BACKGROUND: Mature B cell neoplasms consist of entities arising from mature B lymphocytes which involve\r\nprimarily the blood, bone marrow and lymphoid organs. The value of these investigations is discussed to\r\nemphasize the importance of morphology as frontline diagnostic test and the correlation with flow cytometric\r\nimmunophenotyping (FCI).\r\nOBJECTIVE: To emphasize the importance of conventional morphology as frontline test supported by (FCI) in\r\ndiagnosis and separation of mature B cell neoplasms.\r\nMETHODS: We reviewed retrospectively the marrow smear and FCI of 195 patients with mature B cell neoplasms\r\nin a two-year period 2017-2018.\r\nRESULTS: 170 out of 195 patients showed morphological features of cells typical for chronic lymphocytic leukemia\r\n(CLL), (small lymphocytes, clumped chromatin, scanty cytoplasm) in all cases, compatible with FCI. 7 out of 195\r\npatients have morphological features of circulating cells of hairy cell leukemia (HCL) (small-to-medium lymphocytes,\r\neccentric round-to-oval nucleus, scanty cytoplasm with hair-like projections), compatible with FCI. 18 out of 195\r\npatients the morphological features of circulating cells are lymphoma cells (large cells with a high N:C ratio, a noncleaved\r\nnucleus and prominent nucleoli, or smaller cells with more basophilic cytoplasm and a cleaved nucleus). 16\r\nout of 18 cases have the FCI compatible with non Hodgkin lymphoma (NHL), and 2 cases are unspecified by FCI.\r\nCONCLUSION: In this study, conventional morphology and FCI are 100 % compatible in cases of CLL and HCL\r\nand 88,9 % compatible in cases with NHL.
M D Ermira Biu completed her Graduation as Physician at Faculty of Medicine of Tirana, Albania in 2011. In 2012, she became a Full Time Lecturer of the Para\r\nclinical Department of the Faculty of Technical Medical Sciences of Tirana. She has also developed her skills as an Assistant of Esthetic Surgery. She is a PhD\r\ncandidate and her research is based on blood and its transfusion products, data collected mostly on ICU care, which most of her publications consists.
Background: Elevated lactate is a good predictor parameter of tissue hypoperfusion and is well known as a universal\r\nrisk factor for mortality.\r\nAim: Evaluation of 24 h variation of lactates values as prognostic indicator of patients admitted to ICU care.\r\nMethods: In this prospective observational study 105 patients were enrolled at ICU care unit of UHC “Mother\r\nTheresa”, Tirana during January–December 2015. All patients underwent one or more units of packed red blood\r\ncell transfusions in 24 hours based on monitored lactates level at admission time before transfusion, 2 hours and 24\r\nhours after blood transfusions.
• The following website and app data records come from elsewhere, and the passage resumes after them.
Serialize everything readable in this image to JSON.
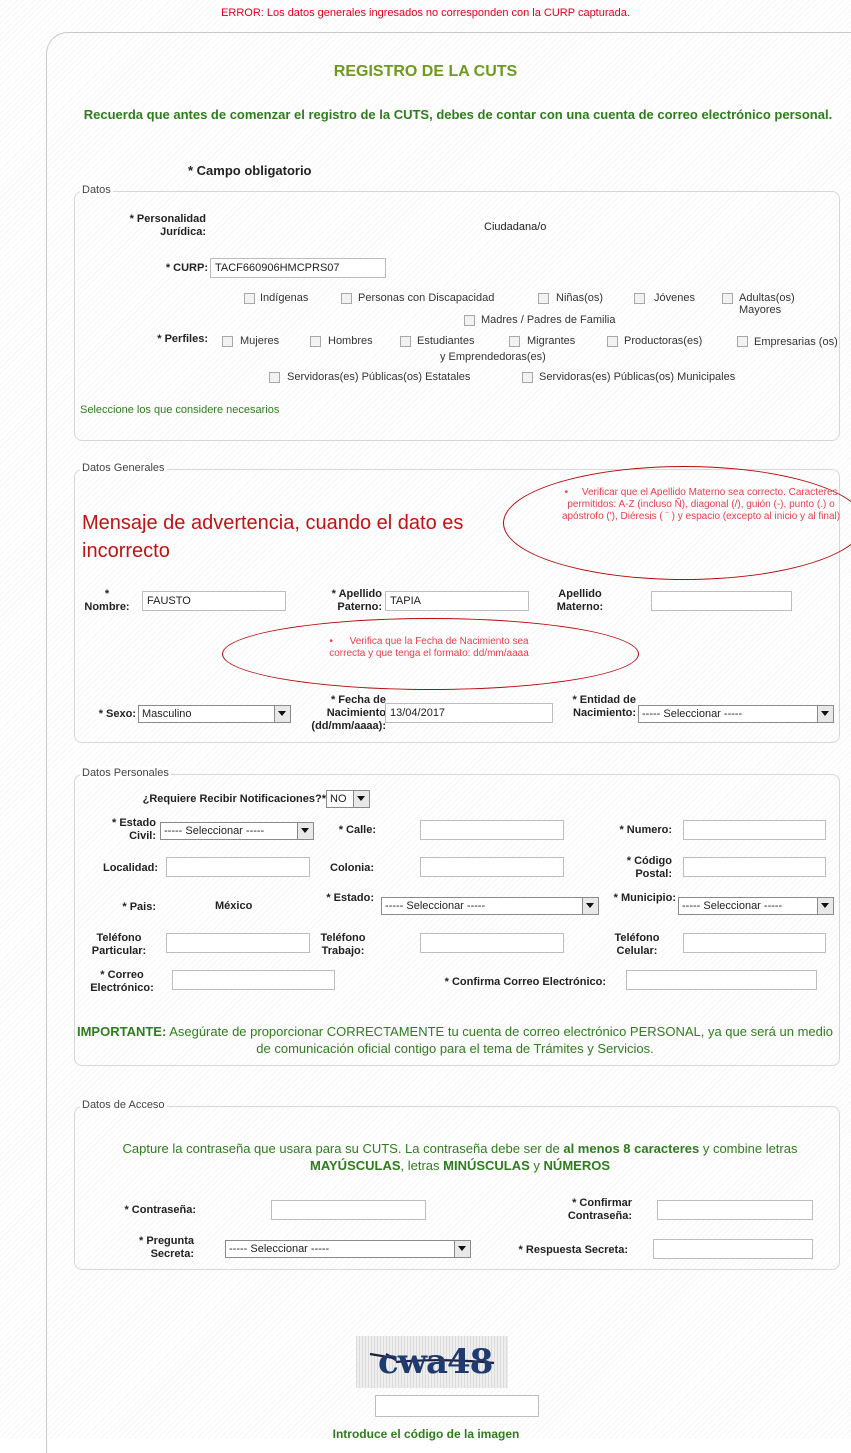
{
  "error_message": "ERROR: Los datos generales ingresados no corresponden con la CURP capturada.",
  "title": "REGISTRO DE LA CUTS",
  "intro": "Recuerda que antes de comenzar el registro de la CUTS, debes de contar con una cuenta de correo electrónico personal.",
  "required_note": "* Campo obligatorio",
  "datos": {
    "legend": "Datos",
    "personalidad_label": "* Personalidad Jurídica:",
    "personalidad_value": "Ciudadana/o",
    "curp_label": "* CURP:",
    "curp_value": "TACF660906HMCPRS07",
    "perfiles_label": "* Perfiles:",
    "perfiles": [
      "Indígenas",
      "Personas con Discapacidad",
      "Niñas(os)",
      "Jóvenes",
      "Adultas(os) Mayores",
      "Madres / Padres de Familia",
      "Mujeres",
      "Hombres",
      "Estudiantes",
      "Migrantes",
      "Productoras(es)",
      "Empresarias (os) y Emprendedoras(es)",
      "Servidoras(es) Públicas(os) Estatales",
      "Servidoras(es) Públicas(os) Municipales"
    ],
    "note": "Seleccione los que considere necesarios"
  },
  "datos_generales": {
    "legend": "Datos Generales",
    "annotation": "Mensaje de advertencia, cuando el dato es incorrecto",
    "warn_apellido": "Verificar que el Apellido Materno sea correcto. Caracteres permitidos: A-Z (incluso Ñ), diagonal (/), guión (-), punto (.) o apóstrofo ('), Diéresis ( ¨ ) y espacio (excepto al inicio y al final)",
    "warn_fecha": "Verifica que la Fecha de Nacimiento sea correcta y que tenga el formato: dd/mm/aaaa",
    "bullet": "•",
    "nombre_label": "* Nombre:",
    "nombre_value": "FAUSTO",
    "ap_paterno_label": "* Apellido Paterno:",
    "ap_paterno_value": "TAPIA",
    "ap_materno_label": "Apellido Materno:",
    "ap_materno_value": "",
    "sexo_label": "* Sexo:",
    "sexo_value": "Masculino",
    "fecha_label": "* Fecha de Nacimiento (dd/mm/aaaa):",
    "fecha_value": "13/04/2017",
    "entidad_label": "* Entidad de Nacimiento:",
    "entidad_value": "----- Seleccionar -----"
  },
  "datos_personales": {
    "legend": "Datos Personales",
    "notif_label": "¿Requiere Recibir Notificaciones?*",
    "notif_value": "NO",
    "estado_civil_label": "* Estado Civil:",
    "estado_civil_value": "----- Seleccionar -----",
    "calle_label": "* Calle:",
    "numero_label": "* Numero:",
    "localidad_label": "Localidad:",
    "colonia_label": "Colonia:",
    "cp_label": "* Código Postal:",
    "pais_label": "* Pais:",
    "pais_value": "México",
    "estado_label": "* Estado:",
    "estado_value": "----- Seleccionar -----",
    "municipio_label": "* Municipio:",
    "municipio_value": "----- Seleccionar -----",
    "tel_part_label": "Teléfono Particular:",
    "tel_trab_label": "Teléfono Trabajo:",
    "tel_cel_label": "Teléfono Celular:",
    "correo_label": "* Correo Electrónico:",
    "confirma_correo_label": "* Confirma Correo Electrónico:",
    "important_bold": "IMPORTANTE:",
    "important_text": " Asegúrate de proporcionar CORRECTAMENTE tu cuenta de correo electrónico PERSONAL, ya que será un medio de comunicación oficial contigo para el tema de Trámites y Servicios."
  },
  "datos_acceso": {
    "legend": "Datos de Acceso",
    "note_1": "Capture la contraseña que usara para su CUTS. La contraseña debe ser de ",
    "note_b1": "al menos 8 caracteres",
    "note_2": " y combine letras ",
    "note_b2": "MAYÚSCULAS",
    "note_3": ", letras ",
    "note_b3": "MINÚSCULAS",
    "note_4": " y ",
    "note_b4": "NÚMEROS",
    "pass_label": "* Contraseña:",
    "confirm_pass_label": "* Confirmar Contraseña:",
    "pregunta_label": "* Pregunta Secreta:",
    "pregunta_value": "----- Seleccionar -----",
    "respuesta_label": "* Respuesta Secreta:"
  },
  "captcha": {
    "image_text": "cwa48",
    "label": "Introduce el código de la imagen"
  }
}
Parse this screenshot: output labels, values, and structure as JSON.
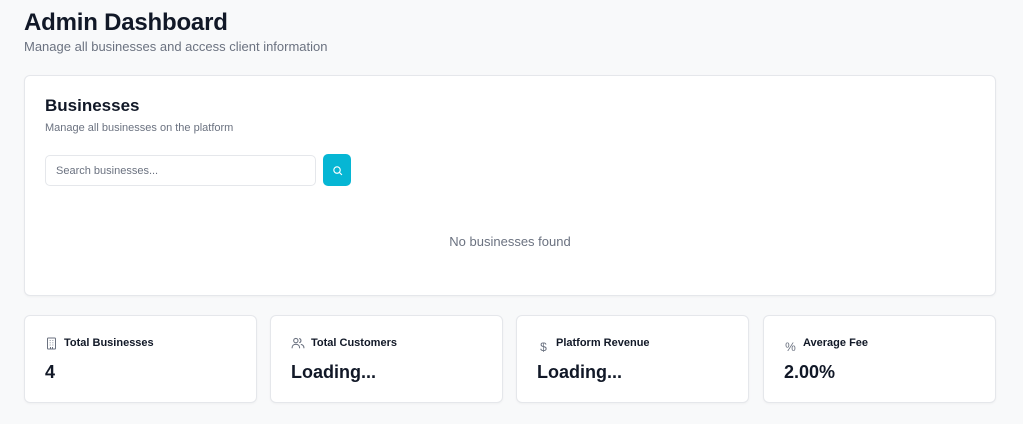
{
  "header": {
    "title": "Admin Dashboard",
    "subtitle": "Manage all businesses and access client information"
  },
  "businesses": {
    "title": "Businesses",
    "subtitle": "Manage all businesses on the platform",
    "search": {
      "placeholder": "Search businesses...",
      "value": ""
    },
    "empty_text": "No businesses found"
  },
  "stats": [
    {
      "label": "Total Businesses",
      "value": "4",
      "icon": "building-icon"
    },
    {
      "label": "Total Customers",
      "value": "Loading...",
      "icon": "users-icon"
    },
    {
      "label": "Platform Revenue",
      "value": "Loading...",
      "icon": "dollar-icon",
      "glyph": "$"
    },
    {
      "label": "Average Fee",
      "value": "2.00%",
      "icon": "percent-icon",
      "glyph": "%"
    }
  ],
  "colors": {
    "accent": "#06b6d4",
    "background": "#f8f9fa",
    "text": "#111827",
    "muted": "#6b7280",
    "border": "#e5e7eb"
  }
}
Inclusion criteria: >18 years old, Hb <9g/dL, lactates >2.5 mmol/L. Exclusion criteria:\r\nAPACHE score II over 20, cardiac disease and trauma patients. No protocols were used for hemo transfusion trigger;\r\nit was based on the clinical judgement.\r\nResults: In the study, 60% were males and 40% females with mean age 49.83 (±17.4), transfused with 1.97 (±0.78)\r\nunits of packed red blood cells. On admission time (before transfusion) 2 hours and 24 hours after transfusion,\r\nthe obtained results showed these lactate values: pre-transfusion: 2.6±1.17, 2h post-transfusion:1.95±1.06 (p=0.001)\r\nand 24 h post transfusion: 1.35±0.08 (p=0.001). So, lactate levels were significantly decreased at first 2 hours after\r\ntransfusion, Meanwhile, this decrease remained significant (at p< 0.005) after 2 and till 24 hours after packed red\r\nblood cell transfusion.\r\nConclusions: Lactates are a good prognostic indicator of tissue hypoxia, so that the evaluation and screening of them\r\nis very important also for transfusion decision making after 24 hours admission time.